Publication: Disparities within India's Poorest Regions : Why Do the Same Institutions Work Differently in Different Places?
de Haan, Arjan
Orissa has gradually become India's poorest state, in terms of proportion of people living below the poverty line, and with much slower improvements in human development indicators. These disparities do not exist because of a lack of effort to address them; both the regional and group disparities have featured significantly on the policy agenda, with a large number of programs in existence, and significant sums of money allocated for the purpose. Often, these programs are the same across India, and a key question is why they work better in some places than in others. This paper suggests that the lack of performance is related to a lack of accountability within the administrative system, and that the very disparities that the policies try to address permeate the system of delivery responsible for them.
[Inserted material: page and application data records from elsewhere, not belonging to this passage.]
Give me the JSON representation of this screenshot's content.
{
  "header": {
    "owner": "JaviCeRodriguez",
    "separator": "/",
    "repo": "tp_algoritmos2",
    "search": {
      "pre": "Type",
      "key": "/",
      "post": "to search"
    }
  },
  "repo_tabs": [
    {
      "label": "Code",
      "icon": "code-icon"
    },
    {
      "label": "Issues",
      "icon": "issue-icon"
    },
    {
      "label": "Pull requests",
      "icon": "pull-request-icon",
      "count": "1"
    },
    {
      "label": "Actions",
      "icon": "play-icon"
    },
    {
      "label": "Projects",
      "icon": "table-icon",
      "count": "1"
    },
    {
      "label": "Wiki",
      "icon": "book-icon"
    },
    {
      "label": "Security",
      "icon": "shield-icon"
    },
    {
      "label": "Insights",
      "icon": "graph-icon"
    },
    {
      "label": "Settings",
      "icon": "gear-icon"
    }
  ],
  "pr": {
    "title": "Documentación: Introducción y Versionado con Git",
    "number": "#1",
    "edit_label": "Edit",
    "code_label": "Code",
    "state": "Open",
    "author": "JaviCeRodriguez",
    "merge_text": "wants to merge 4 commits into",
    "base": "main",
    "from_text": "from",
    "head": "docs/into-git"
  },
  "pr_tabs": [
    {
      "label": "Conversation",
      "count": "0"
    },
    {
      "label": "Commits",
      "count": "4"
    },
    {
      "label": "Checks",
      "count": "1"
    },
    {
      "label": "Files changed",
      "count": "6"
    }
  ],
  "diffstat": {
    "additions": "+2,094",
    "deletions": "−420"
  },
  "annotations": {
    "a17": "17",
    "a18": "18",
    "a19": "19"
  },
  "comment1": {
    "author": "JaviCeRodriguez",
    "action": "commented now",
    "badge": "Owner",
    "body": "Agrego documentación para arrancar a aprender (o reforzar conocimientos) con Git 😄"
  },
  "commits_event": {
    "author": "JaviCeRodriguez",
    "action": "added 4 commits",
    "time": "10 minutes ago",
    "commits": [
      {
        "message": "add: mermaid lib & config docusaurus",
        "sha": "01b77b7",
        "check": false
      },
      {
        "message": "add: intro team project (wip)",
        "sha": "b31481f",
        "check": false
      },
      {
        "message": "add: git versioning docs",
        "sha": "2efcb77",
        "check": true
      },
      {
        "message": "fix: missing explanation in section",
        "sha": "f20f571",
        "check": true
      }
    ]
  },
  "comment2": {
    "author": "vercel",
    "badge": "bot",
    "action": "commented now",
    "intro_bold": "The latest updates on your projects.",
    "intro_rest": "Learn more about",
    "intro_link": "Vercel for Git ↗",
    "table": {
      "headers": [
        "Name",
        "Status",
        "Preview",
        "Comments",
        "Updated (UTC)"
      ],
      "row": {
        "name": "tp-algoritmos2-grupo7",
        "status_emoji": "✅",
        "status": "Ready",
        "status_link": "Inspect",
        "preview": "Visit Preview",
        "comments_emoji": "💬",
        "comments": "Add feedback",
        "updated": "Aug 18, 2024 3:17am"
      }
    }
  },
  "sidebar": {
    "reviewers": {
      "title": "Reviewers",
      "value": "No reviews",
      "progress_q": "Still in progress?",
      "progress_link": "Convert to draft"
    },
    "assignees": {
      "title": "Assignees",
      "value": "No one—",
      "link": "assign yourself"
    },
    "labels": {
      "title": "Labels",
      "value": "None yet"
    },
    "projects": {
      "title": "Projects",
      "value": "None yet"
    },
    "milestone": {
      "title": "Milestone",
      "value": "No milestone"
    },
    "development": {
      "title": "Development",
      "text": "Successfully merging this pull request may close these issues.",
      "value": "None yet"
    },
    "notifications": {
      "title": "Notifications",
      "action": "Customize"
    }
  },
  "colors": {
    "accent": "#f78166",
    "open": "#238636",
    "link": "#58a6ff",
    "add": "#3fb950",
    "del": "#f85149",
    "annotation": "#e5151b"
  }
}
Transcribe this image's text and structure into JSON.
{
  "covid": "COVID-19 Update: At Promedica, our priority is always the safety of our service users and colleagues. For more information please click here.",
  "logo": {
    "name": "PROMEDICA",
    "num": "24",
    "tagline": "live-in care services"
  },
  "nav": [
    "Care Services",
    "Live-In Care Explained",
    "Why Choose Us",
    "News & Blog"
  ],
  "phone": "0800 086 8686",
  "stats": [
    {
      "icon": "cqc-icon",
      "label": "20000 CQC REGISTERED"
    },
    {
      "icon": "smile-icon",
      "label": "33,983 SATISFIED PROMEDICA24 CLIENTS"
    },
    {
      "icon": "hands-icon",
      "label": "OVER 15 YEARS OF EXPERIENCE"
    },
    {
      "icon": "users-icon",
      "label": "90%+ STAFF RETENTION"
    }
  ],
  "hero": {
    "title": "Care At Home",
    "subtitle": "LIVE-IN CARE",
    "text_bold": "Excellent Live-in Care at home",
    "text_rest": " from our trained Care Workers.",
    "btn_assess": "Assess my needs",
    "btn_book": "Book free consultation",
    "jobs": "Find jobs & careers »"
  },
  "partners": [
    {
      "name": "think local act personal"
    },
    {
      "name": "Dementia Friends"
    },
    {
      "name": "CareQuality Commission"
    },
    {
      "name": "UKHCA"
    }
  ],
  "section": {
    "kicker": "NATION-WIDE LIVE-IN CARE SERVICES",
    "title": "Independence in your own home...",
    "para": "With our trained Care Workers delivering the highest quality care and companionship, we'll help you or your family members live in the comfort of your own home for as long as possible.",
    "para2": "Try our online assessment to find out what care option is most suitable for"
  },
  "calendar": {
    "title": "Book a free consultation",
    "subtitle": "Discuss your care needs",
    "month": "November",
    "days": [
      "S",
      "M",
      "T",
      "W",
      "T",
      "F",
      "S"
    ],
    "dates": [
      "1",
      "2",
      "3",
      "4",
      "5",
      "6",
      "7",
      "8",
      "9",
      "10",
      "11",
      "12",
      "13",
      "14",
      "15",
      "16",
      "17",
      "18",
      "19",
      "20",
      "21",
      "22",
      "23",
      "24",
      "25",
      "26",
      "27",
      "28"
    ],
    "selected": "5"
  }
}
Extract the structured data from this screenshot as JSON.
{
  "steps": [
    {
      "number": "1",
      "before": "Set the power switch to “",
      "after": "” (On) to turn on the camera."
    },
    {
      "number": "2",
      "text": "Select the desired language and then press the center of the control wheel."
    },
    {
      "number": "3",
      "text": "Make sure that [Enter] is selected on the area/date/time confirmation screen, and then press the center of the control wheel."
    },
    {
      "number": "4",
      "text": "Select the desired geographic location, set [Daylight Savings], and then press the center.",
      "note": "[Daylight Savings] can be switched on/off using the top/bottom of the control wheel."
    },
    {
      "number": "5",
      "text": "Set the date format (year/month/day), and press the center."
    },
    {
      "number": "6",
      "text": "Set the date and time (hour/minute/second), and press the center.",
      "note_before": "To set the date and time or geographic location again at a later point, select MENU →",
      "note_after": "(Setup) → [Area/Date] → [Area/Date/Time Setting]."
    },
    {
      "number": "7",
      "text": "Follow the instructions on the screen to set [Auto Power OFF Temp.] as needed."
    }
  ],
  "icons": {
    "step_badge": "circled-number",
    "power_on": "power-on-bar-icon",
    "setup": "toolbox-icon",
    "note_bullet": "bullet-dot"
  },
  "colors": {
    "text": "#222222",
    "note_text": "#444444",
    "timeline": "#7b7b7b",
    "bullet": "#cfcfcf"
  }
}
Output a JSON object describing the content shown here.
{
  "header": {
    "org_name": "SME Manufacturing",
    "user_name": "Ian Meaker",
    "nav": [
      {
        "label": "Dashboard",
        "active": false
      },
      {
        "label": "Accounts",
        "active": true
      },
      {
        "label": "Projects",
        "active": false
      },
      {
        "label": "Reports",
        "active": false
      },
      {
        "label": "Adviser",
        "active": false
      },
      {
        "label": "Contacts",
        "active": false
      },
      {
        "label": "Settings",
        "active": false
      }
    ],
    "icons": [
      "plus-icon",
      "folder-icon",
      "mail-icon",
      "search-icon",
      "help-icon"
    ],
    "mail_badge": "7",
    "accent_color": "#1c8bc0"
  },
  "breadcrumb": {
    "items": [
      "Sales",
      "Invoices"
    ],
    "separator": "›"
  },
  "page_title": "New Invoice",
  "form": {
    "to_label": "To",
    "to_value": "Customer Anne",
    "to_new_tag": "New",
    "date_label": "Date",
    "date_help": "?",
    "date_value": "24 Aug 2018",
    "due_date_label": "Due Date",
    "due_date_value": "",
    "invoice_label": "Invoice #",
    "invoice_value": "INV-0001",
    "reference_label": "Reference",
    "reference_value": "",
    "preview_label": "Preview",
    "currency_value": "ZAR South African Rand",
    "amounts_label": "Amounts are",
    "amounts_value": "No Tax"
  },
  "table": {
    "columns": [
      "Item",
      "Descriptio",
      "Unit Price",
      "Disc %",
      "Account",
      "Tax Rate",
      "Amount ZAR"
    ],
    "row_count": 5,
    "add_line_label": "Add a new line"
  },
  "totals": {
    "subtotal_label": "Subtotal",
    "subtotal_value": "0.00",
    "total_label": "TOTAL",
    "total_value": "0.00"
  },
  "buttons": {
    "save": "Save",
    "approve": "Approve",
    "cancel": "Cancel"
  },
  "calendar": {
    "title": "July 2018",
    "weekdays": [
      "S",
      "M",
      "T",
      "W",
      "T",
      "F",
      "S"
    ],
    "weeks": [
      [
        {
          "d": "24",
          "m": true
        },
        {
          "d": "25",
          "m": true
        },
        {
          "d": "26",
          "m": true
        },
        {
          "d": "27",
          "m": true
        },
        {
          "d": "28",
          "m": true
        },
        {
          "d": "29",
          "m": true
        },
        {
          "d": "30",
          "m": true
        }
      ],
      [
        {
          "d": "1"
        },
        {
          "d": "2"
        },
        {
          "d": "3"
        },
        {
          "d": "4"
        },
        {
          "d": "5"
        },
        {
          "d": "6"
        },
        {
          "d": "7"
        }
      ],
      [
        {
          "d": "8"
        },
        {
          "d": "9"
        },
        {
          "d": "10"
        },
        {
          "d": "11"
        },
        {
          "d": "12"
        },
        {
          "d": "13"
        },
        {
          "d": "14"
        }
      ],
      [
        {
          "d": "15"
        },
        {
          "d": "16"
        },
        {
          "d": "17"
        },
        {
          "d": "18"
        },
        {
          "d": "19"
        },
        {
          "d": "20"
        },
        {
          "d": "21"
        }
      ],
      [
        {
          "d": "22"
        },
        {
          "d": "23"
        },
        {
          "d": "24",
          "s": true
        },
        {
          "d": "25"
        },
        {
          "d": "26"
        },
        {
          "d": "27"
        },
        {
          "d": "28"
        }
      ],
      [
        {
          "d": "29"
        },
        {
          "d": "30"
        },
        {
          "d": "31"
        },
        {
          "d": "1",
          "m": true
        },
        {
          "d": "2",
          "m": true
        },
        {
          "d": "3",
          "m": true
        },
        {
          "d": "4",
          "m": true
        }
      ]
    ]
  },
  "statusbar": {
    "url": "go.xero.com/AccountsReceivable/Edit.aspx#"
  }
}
Regional inequality is unlikely to be addressed successfully unless a range of economic, political and socio-cultural conditions are met, including: a challenge of the political and socio-cultural dominance of the elite; mobilization and creation of effective voice among marginalized groups; and progressive reform of the institutions that determine access to livelihood resources.
“de Haan, Arjan. 2004. Disparities within India's Poorest Regions : Why Do the Same Institutions Work Differently in Different Places?. © Washington, DC: World Bank. http://openknowledge.worldbank.org/entities/publication/333bc266-f82e-5f88-99cd-a48e6967e57a License: CC BY 3.0 IGO.”